**What the task asks**: Scan the records and identify every line in which the string "description" occurs, then return those lines.

── Dataset records ──

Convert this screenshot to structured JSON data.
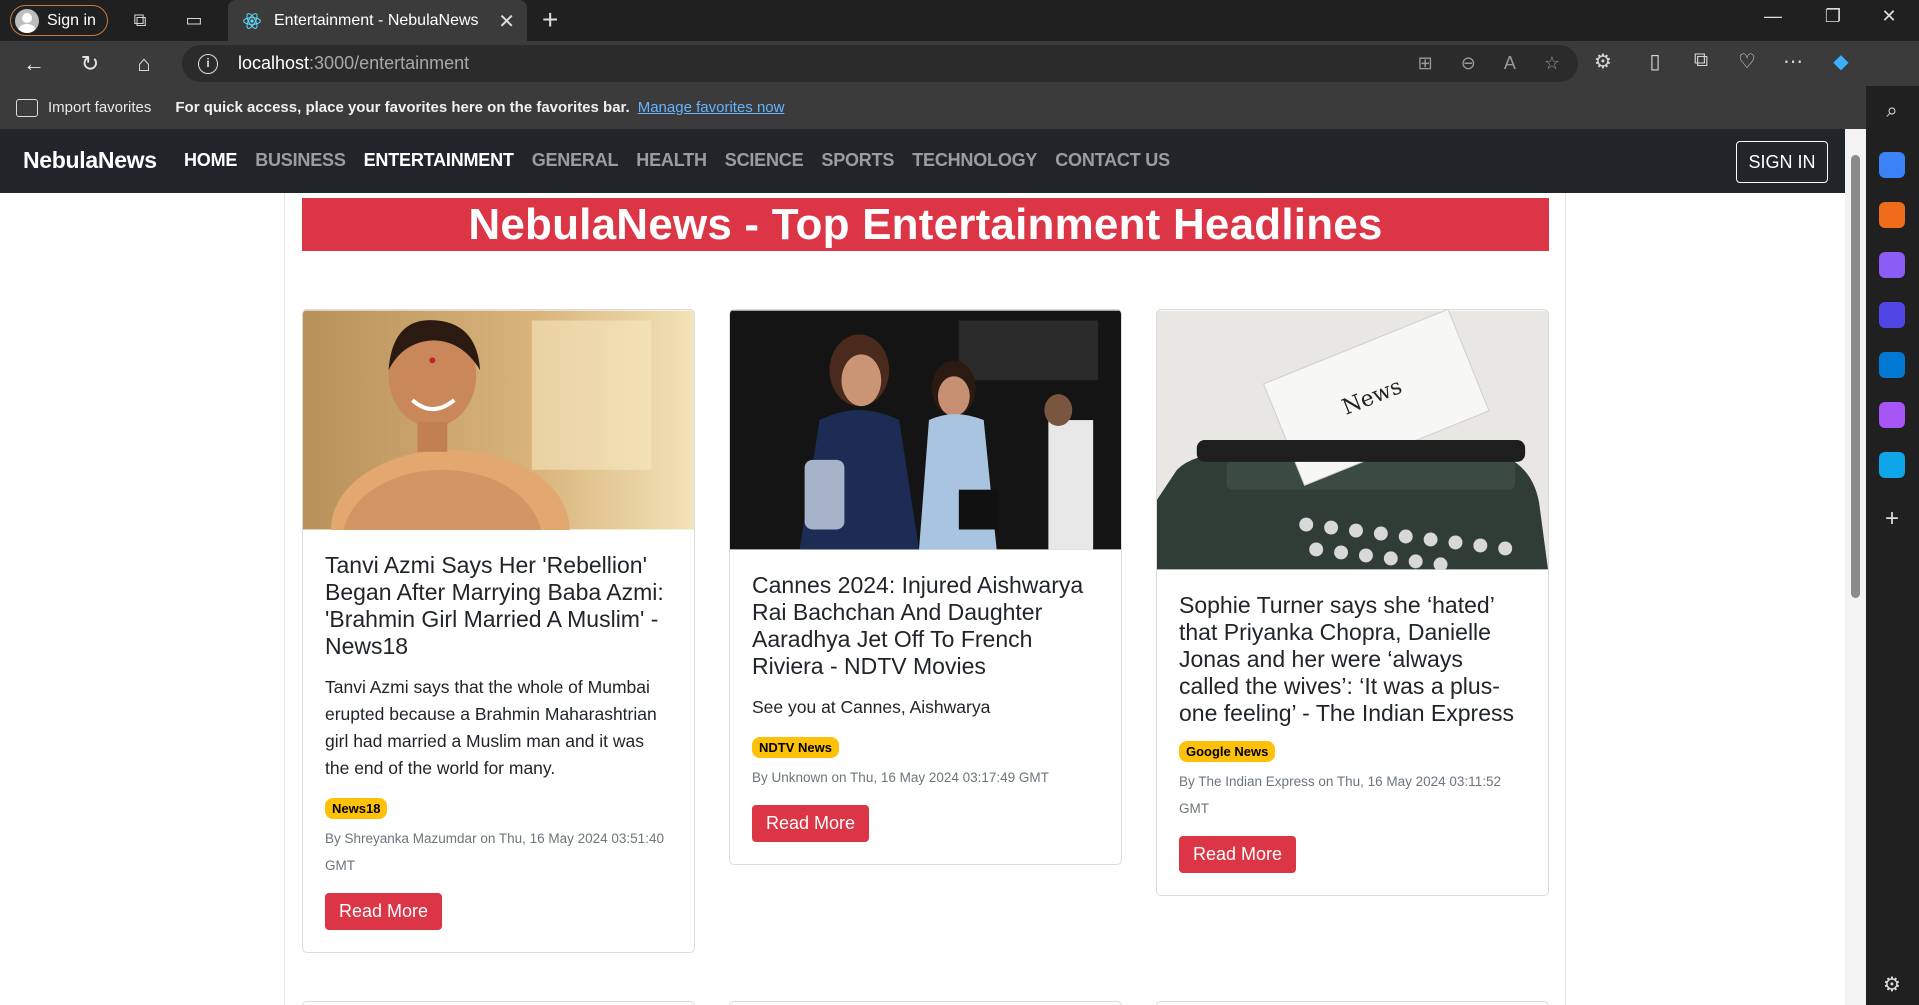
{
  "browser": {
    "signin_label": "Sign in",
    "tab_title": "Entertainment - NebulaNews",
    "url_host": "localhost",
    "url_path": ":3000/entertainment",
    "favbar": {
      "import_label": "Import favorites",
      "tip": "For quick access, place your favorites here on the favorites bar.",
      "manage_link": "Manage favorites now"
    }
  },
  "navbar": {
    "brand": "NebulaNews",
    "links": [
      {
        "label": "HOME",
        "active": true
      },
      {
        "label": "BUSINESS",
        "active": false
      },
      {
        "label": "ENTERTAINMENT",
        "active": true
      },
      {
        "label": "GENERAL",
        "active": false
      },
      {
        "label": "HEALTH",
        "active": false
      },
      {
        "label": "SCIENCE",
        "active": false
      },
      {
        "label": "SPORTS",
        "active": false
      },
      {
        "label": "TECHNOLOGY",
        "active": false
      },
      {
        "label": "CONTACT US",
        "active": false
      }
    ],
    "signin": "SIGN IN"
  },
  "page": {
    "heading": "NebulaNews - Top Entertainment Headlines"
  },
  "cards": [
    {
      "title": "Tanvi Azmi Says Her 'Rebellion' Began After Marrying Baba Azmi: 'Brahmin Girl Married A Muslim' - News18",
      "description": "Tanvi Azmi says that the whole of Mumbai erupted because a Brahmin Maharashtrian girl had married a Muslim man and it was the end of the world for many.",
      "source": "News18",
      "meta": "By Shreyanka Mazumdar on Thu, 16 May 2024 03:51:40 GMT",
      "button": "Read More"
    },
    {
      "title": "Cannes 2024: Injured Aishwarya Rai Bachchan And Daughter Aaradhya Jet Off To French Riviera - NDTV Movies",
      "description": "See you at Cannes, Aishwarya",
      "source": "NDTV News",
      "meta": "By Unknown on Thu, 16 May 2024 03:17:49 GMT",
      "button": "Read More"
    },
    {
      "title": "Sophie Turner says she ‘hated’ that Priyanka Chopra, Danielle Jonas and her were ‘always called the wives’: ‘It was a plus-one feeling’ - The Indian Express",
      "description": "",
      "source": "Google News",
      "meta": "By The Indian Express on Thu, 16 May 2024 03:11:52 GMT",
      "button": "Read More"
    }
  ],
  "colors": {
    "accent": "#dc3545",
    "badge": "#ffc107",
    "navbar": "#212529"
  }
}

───

**Solution for this task**:
      "description": "Tanvi Azmi says that the whole of Mumbai erupted because a Brahmin Maharashtrian girl had married a Muslim man and it was the end of the world for many.",
      "description": "See you at Cannes, Aishwarya",
      "description": "",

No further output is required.